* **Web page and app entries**

>>>

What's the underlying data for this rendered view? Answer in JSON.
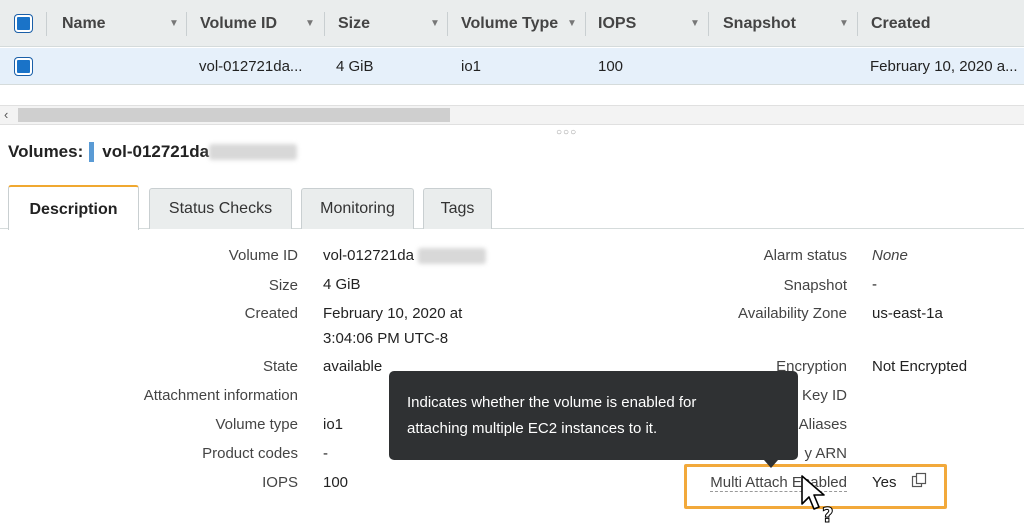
{
  "table": {
    "columns": [
      {
        "label": "Name"
      },
      {
        "label": "Volume ID"
      },
      {
        "label": "Size"
      },
      {
        "label": "Volume Type"
      },
      {
        "label": "IOPS"
      },
      {
        "label": "Snapshot"
      },
      {
        "label": "Created"
      }
    ],
    "row": {
      "name": "",
      "volume_id": "vol-012721da...",
      "size": "4 GiB",
      "volume_type": "io1",
      "iops": "100",
      "snapshot": "",
      "created": "February 10, 2020 a..."
    },
    "scroll_left_glyph": "‹",
    "resize_handle_glyph": "○○○"
  },
  "detail": {
    "title_prefix": "Volumes:",
    "title_volume": "vol-012721da"
  },
  "tabs": [
    {
      "label": "Description",
      "active": true
    },
    {
      "label": "Status Checks",
      "active": false
    },
    {
      "label": "Monitoring",
      "active": false
    },
    {
      "label": "Tags",
      "active": false
    }
  ],
  "left_fields": {
    "volume_id": {
      "label": "Volume ID",
      "value": "vol-012721da"
    },
    "size": {
      "label": "Size",
      "value": "4 GiB"
    },
    "created": {
      "label": "Created",
      "value_line1": "February 10, 2020 at",
      "value_line2": "3:04:06 PM UTC-8"
    },
    "state": {
      "label": "State",
      "value": "available"
    },
    "attachment": {
      "label": "Attachment information",
      "value": ""
    },
    "volume_type": {
      "label": "Volume type",
      "value": "io1"
    },
    "product_codes": {
      "label": "Product codes",
      "value": "-"
    },
    "iops": {
      "label": "IOPS",
      "value": "100"
    }
  },
  "right_fields": {
    "alarm_status": {
      "label": "Alarm status",
      "value": "None"
    },
    "snapshot": {
      "label": "Snapshot",
      "value": "-"
    },
    "availability_zone": {
      "label": "Availability Zone",
      "value": "us-east-1a"
    },
    "encryption": {
      "label": "Encryption",
      "value": "Not Encrypted"
    },
    "kms_key_id": {
      "label": "Key ID",
      "value": ""
    },
    "kms_aliases": {
      "label": "Aliases",
      "value": ""
    },
    "kms_arn": {
      "label": "y ARN",
      "value": ""
    },
    "multi_attach": {
      "label": "Multi Attach Enabled",
      "value": "Yes"
    }
  },
  "tooltip": {
    "line1": "Indicates whether the volume is enabled for",
    "line2": "attaching multiple EC2 instances to it."
  },
  "colors": {
    "accent": "#f2a93b",
    "selected_row": "#e6f0fa",
    "tooltip_bg": "#2f3133"
  },
  "icons": {
    "copy": "copy-icon",
    "cursor": "help-cursor-icon"
  }
}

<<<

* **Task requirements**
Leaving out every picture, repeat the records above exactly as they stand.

* **Solution to the exercise**
What's the underlying data for this rendered view? Answer in JSON.
{
  "table": {
    "columns": [
      {
        "label": "Name"
      },
      {
        "label": "Volume ID"
      },
      {
        "label": "Size"
      },
      {
        "label": "Volume Type"
      },
      {
        "label": "IOPS"
      },
      {
        "label": "Snapshot"
      },
      {
        "label": "Created"
      }
    ],
    "row": {
      "name": "",
      "volume_id": "vol-012721da...",
      "size": "4 GiB",
      "volume_type": "io1",
      "iops": "100",
      "snapshot": "",
      "created": "February 10, 2020 a..."
    },
    "scroll_left_glyph": "‹",
    "resize_handle_glyph": "○○○"
  },
  "detail": {
    "title_prefix": "Volumes:",
    "title_volume": "vol-012721da"
  },
  "tabs": [
    {
      "label": "Description",
      "active": true
    },
    {
      "label": "Status Checks",
      "active": false
    },
    {
      "label": "Monitoring",
      "active": false
    },
    {
      "label": "Tags",
      "active": false
    }
  ],
  "left_fields": {
    "volume_id": {
      "label": "Volume ID",
      "value": "vol-012721da"
    },
    "size": {
      "label": "Size",
      "value": "4 GiB"
    },
    "created": {
      "label": "Created",
      "value_line1": "February 10, 2020 at",
      "value_line2": "3:04:06 PM UTC-8"
    },
    "state": {
      "label": "State",
      "value": "available"
    },
    "attachment": {
      "label": "Attachment information",
      "value": ""
    },
    "volume_type": {
      "label": "Volume type",
      "value": "io1"
    },
    "product_codes": {
      "label": "Product codes",
      "value": "-"
    },
    "iops": {
      "label": "IOPS",
      "value": "100"
    }
  },
  "right_fields": {
    "alarm_status": {
      "label": "Alarm status",
      "value": "None"
    },
    "snapshot": {
      "label": "Snapshot",
      "value": "-"
    },
    "availability_zone": {
      "label": "Availability Zone",
      "value": "us-east-1a"
    },
    "encryption": {
      "label": "Encryption",
      "value": "Not Encrypted"
    },
    "kms_key_id": {
      "label": "Key ID",
      "value": ""
    },
    "kms_aliases": {
      "label": "Aliases",
      "value": ""
    },
    "kms_arn": {
      "label": "y ARN",
      "value": ""
    },
    "multi_attach": {
      "label": "Multi Attach Enabled",
      "value": "Yes"
    }
  },
  "tooltip": {
    "line1": "Indicates whether the volume is enabled for",
    "line2": "attaching multiple EC2 instances to it."
  },
  "colors": {
    "accent": "#f2a93b",
    "selected_row": "#e6f0fa",
    "tooltip_bg": "#2f3133"
  },
  "icons": {
    "copy": "copy-icon",
    "cursor": "help-cursor-icon"
  }
}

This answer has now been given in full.